Work task: Check each line of the entries below for the word "Factor" and state only how many lines have it.

--

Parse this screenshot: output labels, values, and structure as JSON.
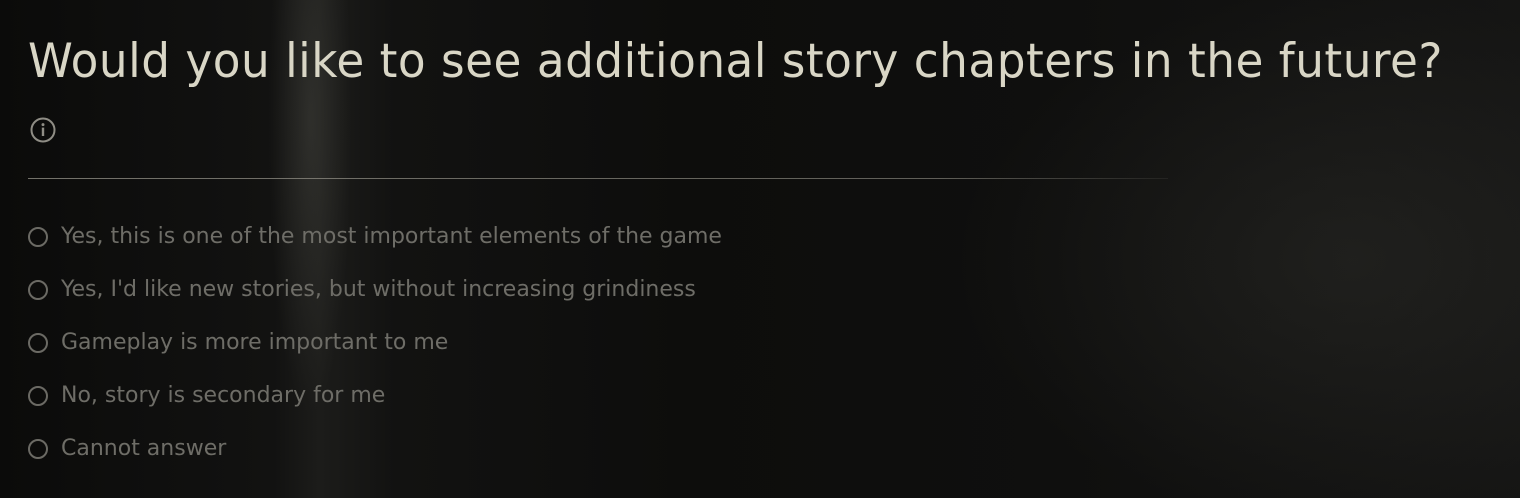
{
  "survey": {
    "question": "Would you like to see additional story chapters in the future?",
    "info_icon": "info-circle-icon",
    "options": [
      {
        "label": "Yes, this is one of the most important elements of the game",
        "selected": false
      },
      {
        "label": "Yes, I'd like new stories, but without increasing grindiness",
        "selected": false
      },
      {
        "label": "Gameplay is more important to me",
        "selected": false
      },
      {
        "label": "No, story is secondary for me",
        "selected": false
      },
      {
        "label": "Cannot answer",
        "selected": false
      }
    ]
  },
  "colors": {
    "title": "#d9d6c6",
    "option_text": "#6e6d67",
    "radio_border": "#6b6a64",
    "divider": "#96948a"
  }
}
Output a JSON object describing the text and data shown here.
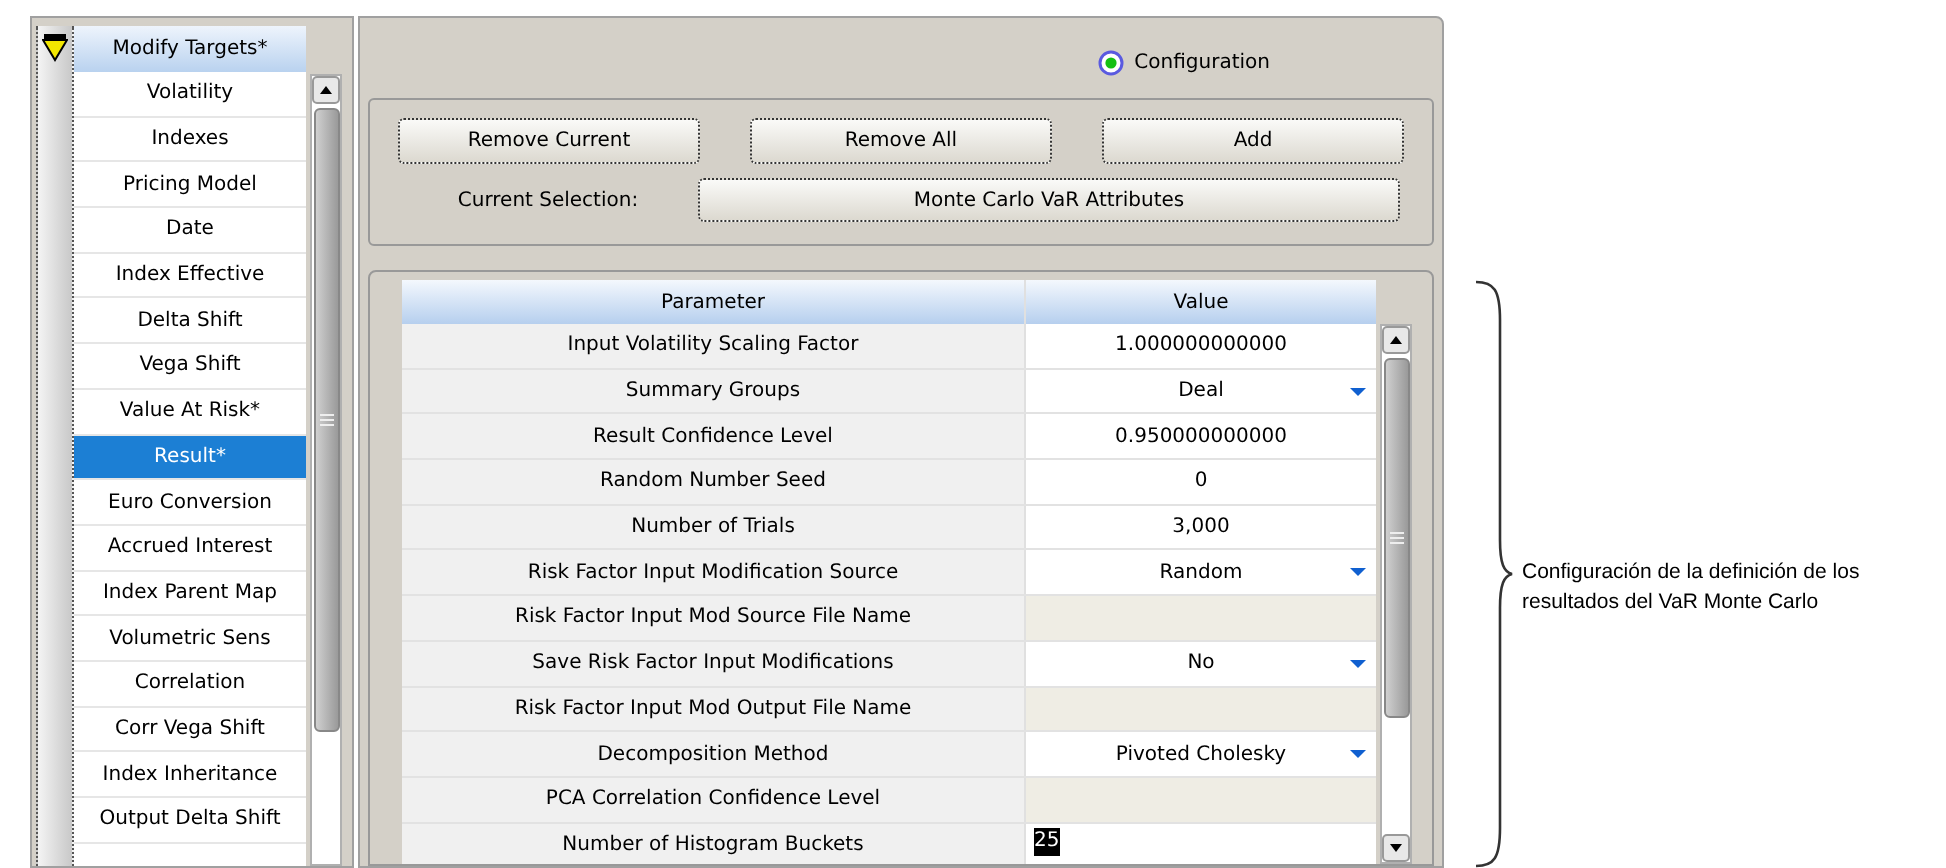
{
  "targets": {
    "header": "Modify Targets*",
    "items": [
      {
        "label": "Volatility",
        "selected": false
      },
      {
        "label": "Indexes",
        "selected": false
      },
      {
        "label": "Pricing Model",
        "selected": false
      },
      {
        "label": "Date",
        "selected": false
      },
      {
        "label": "Index Effective",
        "selected": false
      },
      {
        "label": "Delta Shift",
        "selected": false
      },
      {
        "label": "Vega Shift",
        "selected": false
      },
      {
        "label": "Value At Risk*",
        "selected": false
      },
      {
        "label": "Result*",
        "selected": true
      },
      {
        "label": "Euro Conversion",
        "selected": false
      },
      {
        "label": "Accrued Interest",
        "selected": false
      },
      {
        "label": "Index Parent Map",
        "selected": false
      },
      {
        "label": "Volumetric Sens",
        "selected": false
      },
      {
        "label": "Correlation",
        "selected": false
      },
      {
        "label": "Corr Vega Shift",
        "selected": false
      },
      {
        "label": "Index Inheritance",
        "selected": false
      },
      {
        "label": "Output Delta Shift",
        "selected": false
      }
    ]
  },
  "mode": {
    "label": "Configuration",
    "selected": true
  },
  "actions": [
    "Remove Current",
    "Remove All",
    "Add"
  ],
  "current_selection": {
    "label": "Current Selection:",
    "value": "Monte Carlo VaR Attributes"
  },
  "table": {
    "columns": [
      "Parameter",
      "Value"
    ],
    "rows": [
      {
        "parameter": "Input Volatility Scaling Factor",
        "kind": "text",
        "value": "1.000000000000"
      },
      {
        "parameter": "Summary Groups",
        "kind": "dropdown",
        "value": "Deal"
      },
      {
        "parameter": "Result Confidence Level",
        "kind": "text",
        "value": "0.950000000000"
      },
      {
        "parameter": "Random Number Seed",
        "kind": "text",
        "value": "0"
      },
      {
        "parameter": "Number of Trials",
        "kind": "text",
        "value": "3,000"
      },
      {
        "parameter": "Risk Factor Input Modification Source",
        "kind": "dropdown",
        "value": "Random"
      },
      {
        "parameter": "Risk Factor Input Mod Source File Name",
        "kind": "disabled"
      },
      {
        "parameter": "Save Risk Factor Input Modifications",
        "kind": "dropdown",
        "value": "No"
      },
      {
        "parameter": "Risk Factor Input Mod Output File Name",
        "kind": "disabled"
      },
      {
        "parameter": "Decomposition Method",
        "kind": "dropdown",
        "value": "Pivoted Cholesky"
      },
      {
        "parameter": "PCA Correlation Confidence Level",
        "kind": "disabled"
      },
      {
        "parameter": "Number of Histogram Buckets",
        "kind": "editing",
        "value": "25"
      }
    ]
  },
  "annotation": "Configuración de la definición de los resultados del VaR Monte Carlo"
}
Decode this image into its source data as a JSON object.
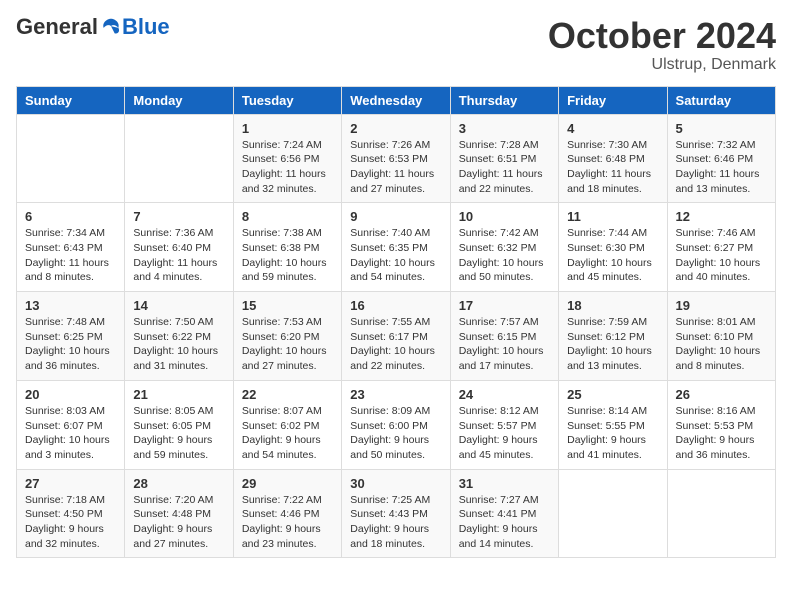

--

Output of the task: 5